**** THE RECORDS

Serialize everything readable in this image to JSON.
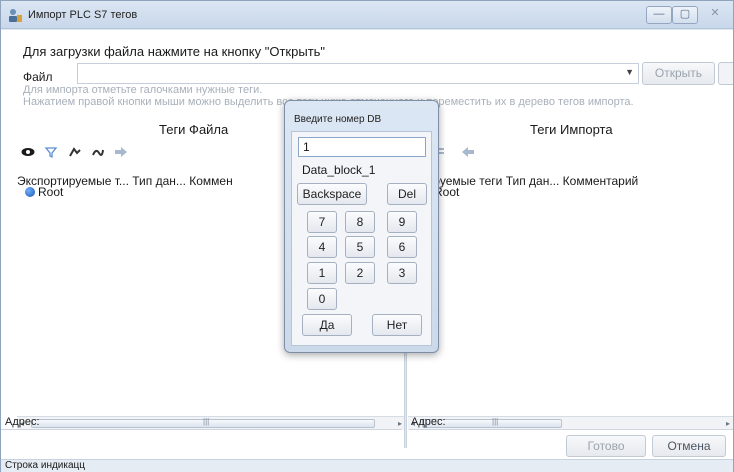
{
  "window": {
    "title": "Импорт PLC S7 тегов",
    "controls": {
      "minimize": "—",
      "maximize": "▢",
      "close": "✕"
    }
  },
  "header": {
    "hint": "Для загрузки файла нажмите на кнопку \"Открыть\"",
    "file_label": "Файл",
    "file_value": "",
    "open_button": "Открыть",
    "info_line1": "Для импорта отметьте галочками нужные теги.",
    "info_line2": "Нажатием правой кнопки мыши можно выделить все теги ниже отмеченного и переместить их в дерево тегов импорта."
  },
  "left_panel": {
    "title": "Теги Файла",
    "columns": "Экспортируемые т...  Тип дан...  Коммен",
    "root": "Root",
    "address_label": "Адрес:"
  },
  "right_panel": {
    "title": "Теги Импорта",
    "columns": "ортируемые теги  Тип дан...  Комментарий",
    "root": "Root",
    "address_label": "Адрес:"
  },
  "footer": {
    "done_button": "Готово",
    "cancel_button": "Отмена",
    "status": "Строка индикацц"
  },
  "dialog": {
    "title": "Введите номер DB",
    "input_value": "1",
    "block_name": "Data_block_1",
    "backspace": "Backspace",
    "del": "Del",
    "keys": [
      "7",
      "8",
      "9",
      "4",
      "5",
      "6",
      "1",
      "2",
      "3",
      "0"
    ],
    "yes": "Да",
    "no": "Нет"
  }
}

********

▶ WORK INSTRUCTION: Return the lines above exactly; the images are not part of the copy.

▶ YOUR RESPONSE:
Serialize everything readable in this image to JSON.
{
  "window": {
    "title": "Импорт PLC S7 тегов",
    "controls": {
      "minimize": "—",
      "maximize": "▢",
      "close": "✕"
    }
  },
  "header": {
    "hint": "Для загрузки файла нажмите на кнопку \"Открыть\"",
    "file_label": "Файл",
    "file_value": "",
    "open_button": "Открыть",
    "info_line1": "Для импорта отметьте галочками нужные теги.",
    "info_line2": "Нажатием правой кнопки мыши можно выделить все теги ниже отмеченного и переместить их в дерево тегов импорта."
  },
  "left_panel": {
    "title": "Теги Файла",
    "columns": "Экспортируемые т...  Тип дан...  Коммен",
    "root": "Root",
    "address_label": "Адрес:"
  },
  "right_panel": {
    "title": "Теги Импорта",
    "columns": "ортируемые теги  Тип дан...  Комментарий",
    "root": "Root",
    "address_label": "Адрес:"
  },
  "footer": {
    "done_button": "Готово",
    "cancel_button": "Отмена",
    "status": "Строка индикацц"
  },
  "dialog": {
    "title": "Введите номер DB",
    "input_value": "1",
    "block_name": "Data_block_1",
    "backspace": "Backspace",
    "del": "Del",
    "keys": [
      "7",
      "8",
      "9",
      "4",
      "5",
      "6",
      "1",
      "2",
      "3",
      "0"
    ],
    "yes": "Да",
    "no": "Нет"
  }
}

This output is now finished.